No doubt influenced by her initial interest in medical practices, Pike taught students with a more hands­on approach. “I was very much a lab­based teacher,” she says. “I’ve always believed in kinesthetic learning styles. I can talk about abstract ideas in Chemistry all day, but, to see the light bulbs come on, to watch students make connections, to see them learn, I need to show an example, an application of some sort.”

“And many of our kids need this kind of learning,” she continued. “We have a population in today’s high schools who need more than the traditional classroom setting. They need practical learning. Who knows if they will go to college? These students need a skill to support themselves and their families. We lose a lot of kids who come out of high school, don’t go to college, and don’t have a skill”.

Having already cultivated a penchant for hands­on education, Pike helped kick­start THINC in its early stages. “I was invited to meetings two years ago,” says Pike, “to help think about how we could set up a schedule that would align with the high schools’ schedules. Once the board was developed and Dr. Carlisle was hired, I had no other role, until THINC’s registrar position opened.”

As THINC’s registrar, Pike will be responsible for assigning students the right classes with the right teachers. At LaGrange High School, her job was to supervise counselors; review transcripts; oversee academic advisements; and develop the master schedule for the upcoming year. At THINC, Pike’s job will be similar, except instead of one school, she’ll be working with all three high schools to develop a master schedule that aligns to theirs and thatmeets the needs of the students.

“I’m where I want to be,” Pike continued. “I want to see students succeed. I mean, today, a student could potentially enter a position as lineman, making $50,000. But to do that, she/he must be ready. Many people from industry tell us that young people who apply are not competent. They show up late. They’re inattentive to the work demands. They just don’t have the soft skills required. They’re missing a great opportunity by not being ready.” She paused, then continued. “Well, we’re going to get them ready.”

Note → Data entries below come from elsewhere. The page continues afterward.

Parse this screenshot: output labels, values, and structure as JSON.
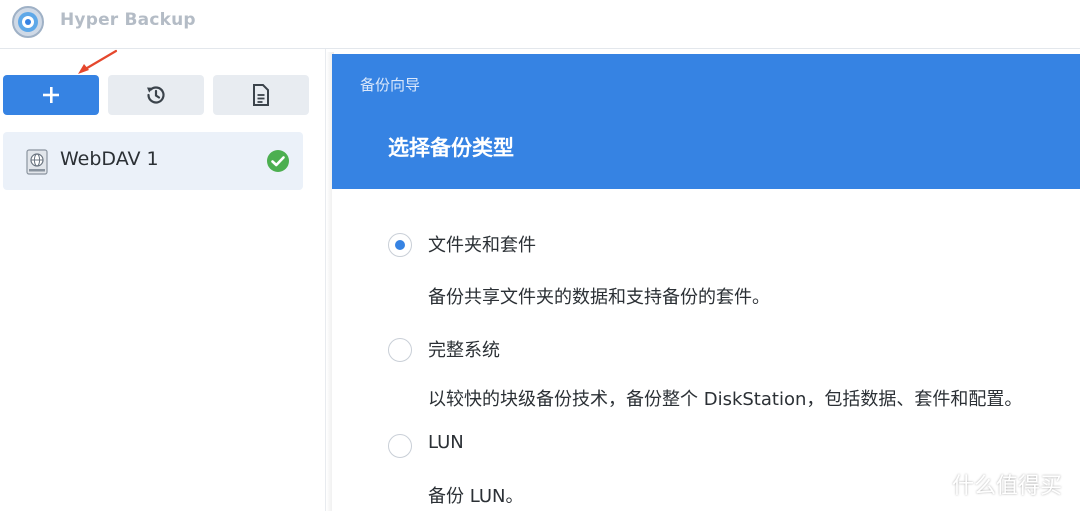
{
  "app": {
    "title": "Hyper Backup"
  },
  "toolbar": {
    "add_icon": "plus-icon",
    "history_icon": "history-icon",
    "log_icon": "document-icon"
  },
  "tasks": [
    {
      "label": "WebDAV 1",
      "icon": "webdav-drive-icon",
      "status": "success"
    }
  ],
  "wizard": {
    "subtitle": "备份向导",
    "title": "选择备份类型",
    "options": [
      {
        "label": "文件夹和套件",
        "description": "备份共享文件夹的数据和支持备份的套件。",
        "selected": true
      },
      {
        "label": "完整系统",
        "description": "以较快的块级备份技术，备份整个 DiskStation，包括数据、套件和配置。",
        "selected": false
      },
      {
        "label": "LUN",
        "description": "备份 LUN。",
        "selected": false
      }
    ]
  },
  "watermark": {
    "text": "什么值得买"
  },
  "colors": {
    "accent": "#3683e3",
    "success": "#4caf50",
    "annotation": "#e5472d"
  }
}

“I’m very excited to be at THINC,” she says. “I will be the registrar, and, I will also function as an academic/career advisor. The way I visualize it, I will have tons of interaction with students everyday.